**EXERCISE DESCRIPTION:** Write out the data word for word and drop any picture you find.

*** Begin section ***

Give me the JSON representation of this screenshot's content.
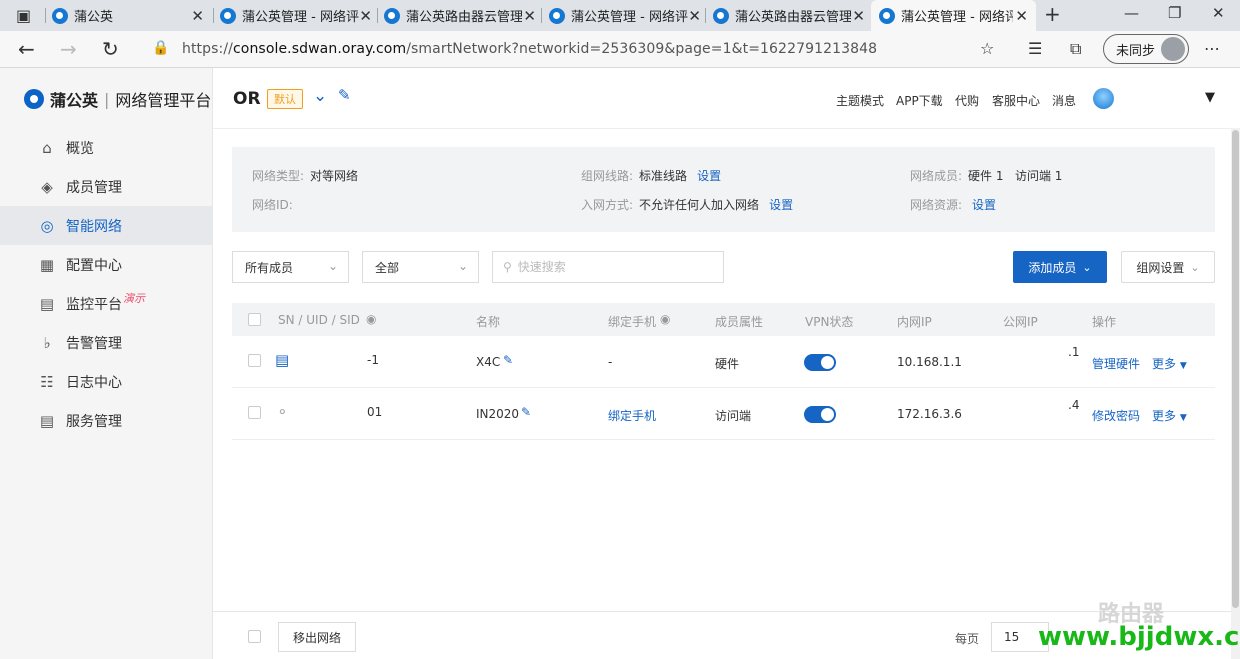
{
  "browser": {
    "tabs": [
      {
        "title": "蒲公英",
        "active": false
      },
      {
        "title": "蒲公英管理 - 网络评",
        "active": false
      },
      {
        "title": "蒲公英路由器云管理",
        "active": false
      },
      {
        "title": "蒲公英管理 - 网络评",
        "active": false
      },
      {
        "title": "蒲公英路由器云管理",
        "active": false
      },
      {
        "title": "蒲公英管理 - 网络评",
        "active": true
      }
    ],
    "url_prefix": "https://",
    "url_host": "console.sdwan.oray.com",
    "url_path": "/smartNetwork?networkid=2536309&page=1&t=1622791213848",
    "sync_label": "未同步"
  },
  "sidebar": {
    "brand": "蒲公英",
    "brand_sep": "|",
    "brand_sub": "网络管理平台",
    "items": [
      {
        "label": "概览",
        "icon": "home-icon"
      },
      {
        "label": "成员管理",
        "icon": "layers-icon"
      },
      {
        "label": "智能网络",
        "icon": "network-icon",
        "active": true
      },
      {
        "label": "配置中心",
        "icon": "grid-icon"
      },
      {
        "label": "监控平台",
        "icon": "monitor-icon",
        "badge": "演示"
      },
      {
        "label": "告警管理",
        "icon": "bell-icon"
      },
      {
        "label": "日志中心",
        "icon": "clipboard-icon"
      },
      {
        "label": "服务管理",
        "icon": "document-icon"
      }
    ]
  },
  "header": {
    "network_name": "OR",
    "default_tag": "默认",
    "links": [
      "主题模式",
      "APP下载",
      "代购",
      "客服中心",
      "消息"
    ]
  },
  "info": {
    "type_label": "网络类型:",
    "type_value": "对等网络",
    "id_label": "网络ID:",
    "line_label": "组网线路:",
    "line_value": "标准线路",
    "line_link": "设置",
    "join_label": "入网方式:",
    "join_value": "不允许任何人加入网络",
    "join_link": "设置",
    "members_label": "网络成员:",
    "members_value": "硬件 1   访问端 1",
    "resources_label": "网络资源:",
    "resources_link": "设置"
  },
  "filters": {
    "members": "所有成员",
    "status": "全部",
    "search_placeholder": "快速搜索",
    "add_member": "添加成员",
    "network_settings": "组网设置"
  },
  "table": {
    "headers": [
      "SN / UID / SID",
      "名称",
      "绑定手机",
      "成员属性",
      "VPN状态",
      "内网IP",
      "公网IP",
      "操作"
    ],
    "rows": [
      {
        "sn": "-1",
        "name": "X4C",
        "phone": "-",
        "type": "硬件",
        "vpn_on": true,
        "lan_ip": "10.168.1.1",
        "wan_ip": ".1",
        "action": "管理硬件",
        "more": "更多"
      },
      {
        "sn": "01",
        "name": "IN2020",
        "phone": "绑定手机",
        "type": "访问端",
        "vpn_on": true,
        "lan_ip": "172.16.3.6",
        "wan_ip": ".4",
        "action": "修改密码",
        "more": "更多"
      }
    ]
  },
  "footer": {
    "move_out": "移出网络",
    "per_page_label": "每页",
    "per_page_value": "15"
  },
  "watermark": {
    "text": "www.bjjdwx.com",
    "logo_text": "路由器"
  },
  "colors": {
    "accent": "#1664c4",
    "warning": "#f0a020",
    "watermark": "#17b817"
  }
}
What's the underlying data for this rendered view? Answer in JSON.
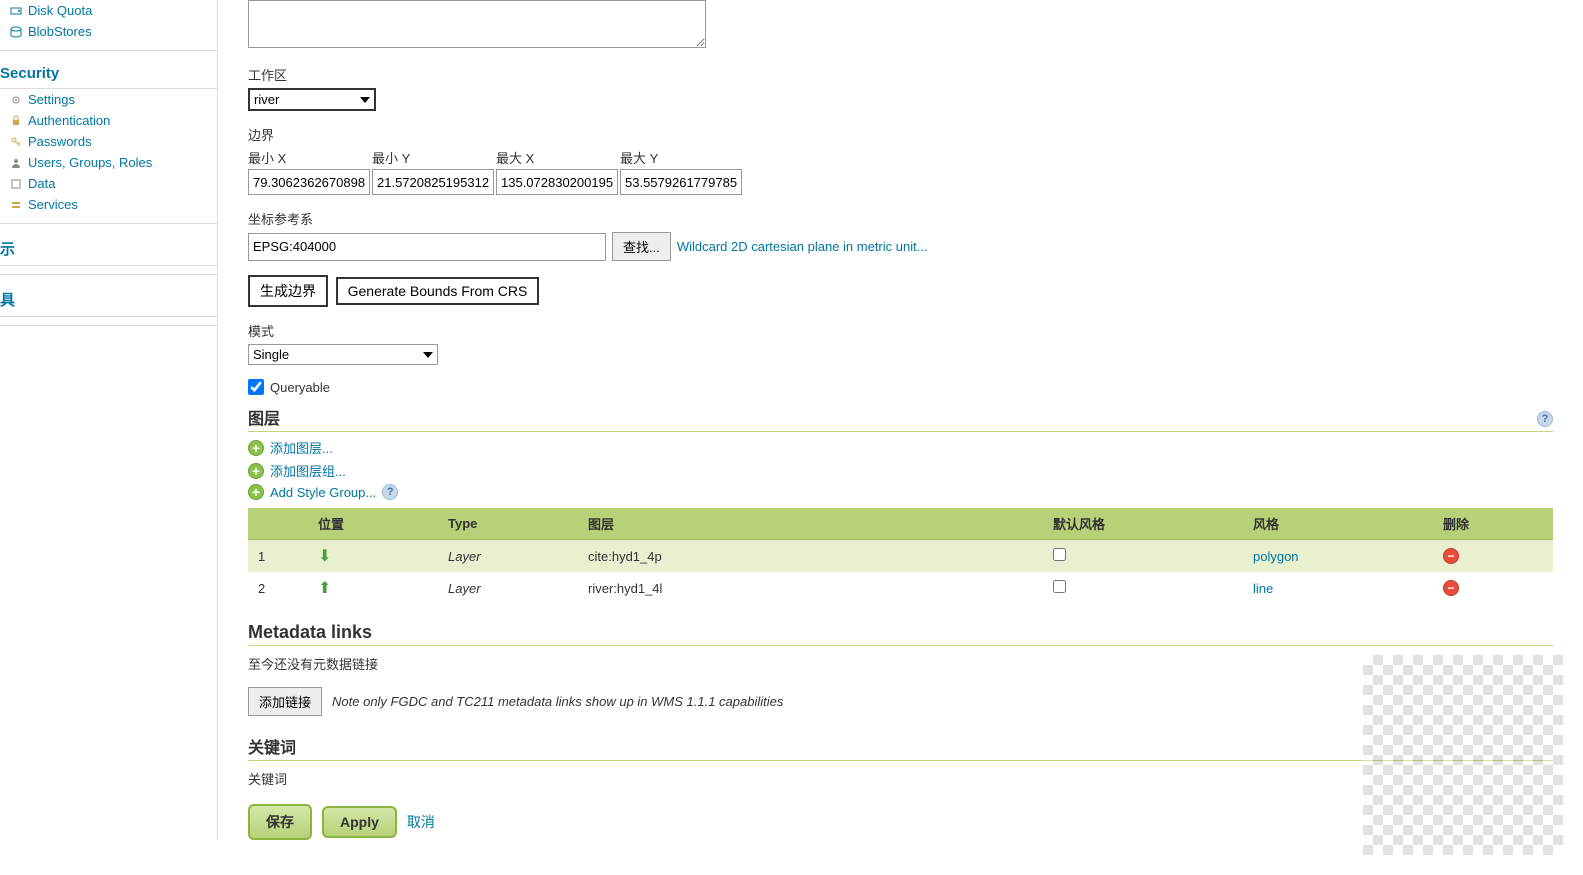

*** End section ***

**THE ANSWER:**
Give me the JSON representation of this screenshot's content.
{
  "browser": {
    "tabs": [
      {
        "title": "蒲公英",
        "active": false
      },
      {
        "title": "蒲公英管理 - 网络评",
        "active": false
      },
      {
        "title": "蒲公英路由器云管理",
        "active": false
      },
      {
        "title": "蒲公英管理 - 网络评",
        "active": false
      },
      {
        "title": "蒲公英路由器云管理",
        "active": false
      },
      {
        "title": "蒲公英管理 - 网络评",
        "active": true
      }
    ],
    "url_prefix": "https://",
    "url_host": "console.sdwan.oray.com",
    "url_path": "/smartNetwork?networkid=2536309&page=1&t=1622791213848",
    "sync_label": "未同步"
  },
  "sidebar": {
    "brand": "蒲公英",
    "brand_sep": "|",
    "brand_sub": "网络管理平台",
    "items": [
      {
        "label": "概览",
        "icon": "home-icon"
      },
      {
        "label": "成员管理",
        "icon": "layers-icon"
      },
      {
        "label": "智能网络",
        "icon": "network-icon",
        "active": true
      },
      {
        "label": "配置中心",
        "icon": "grid-icon"
      },
      {
        "label": "监控平台",
        "icon": "monitor-icon",
        "badge": "演示"
      },
      {
        "label": "告警管理",
        "icon": "bell-icon"
      },
      {
        "label": "日志中心",
        "icon": "clipboard-icon"
      },
      {
        "label": "服务管理",
        "icon": "document-icon"
      }
    ]
  },
  "header": {
    "network_name": "OR",
    "default_tag": "默认",
    "links": [
      "主题模式",
      "APP下载",
      "代购",
      "客服中心",
      "消息"
    ]
  },
  "info": {
    "type_label": "网络类型:",
    "type_value": "对等网络",
    "id_label": "网络ID:",
    "line_label": "组网线路:",
    "line_value": "标准线路",
    "line_link": "设置",
    "join_label": "入网方式:",
    "join_value": "不允许任何人加入网络",
    "join_link": "设置",
    "members_label": "网络成员:",
    "members_value": "硬件 1   访问端 1",
    "resources_label": "网络资源:",
    "resources_link": "设置"
  },
  "filters": {
    "members": "所有成员",
    "status": "全部",
    "search_placeholder": "快速搜索",
    "add_member": "添加成员",
    "network_settings": "组网设置"
  },
  "table": {
    "headers": [
      "SN / UID / SID",
      "名称",
      "绑定手机",
      "成员属性",
      "VPN状态",
      "内网IP",
      "公网IP",
      "操作"
    ],
    "rows": [
      {
        "sn": "-1",
        "name": "X4C",
        "phone": "-",
        "type": "硬件",
        "vpn_on": true,
        "lan_ip": "10.168.1.1",
        "wan_ip": ".1",
        "action": "管理硬件",
        "more": "更多"
      },
      {
        "sn": "01",
        "name": "IN2020",
        "phone": "绑定手机",
        "type": "访问端",
        "vpn_on": true,
        "lan_ip": "172.16.3.6",
        "wan_ip": ".4",
        "action": "修改密码",
        "more": "更多"
      }
    ]
  },
  "footer": {
    "move_out": "移出网络",
    "per_page_label": "每页",
    "per_page_value": "15"
  },
  "watermark": {
    "text": "www.bjjdwx.com",
    "logo_text": "路由器"
  },
  "colors": {
    "accent": "#1664c4",
    "warning": "#f0a020",
    "watermark": "#17b817"
  }
}
What's the underlying data for this rendered view? Answer in JSON.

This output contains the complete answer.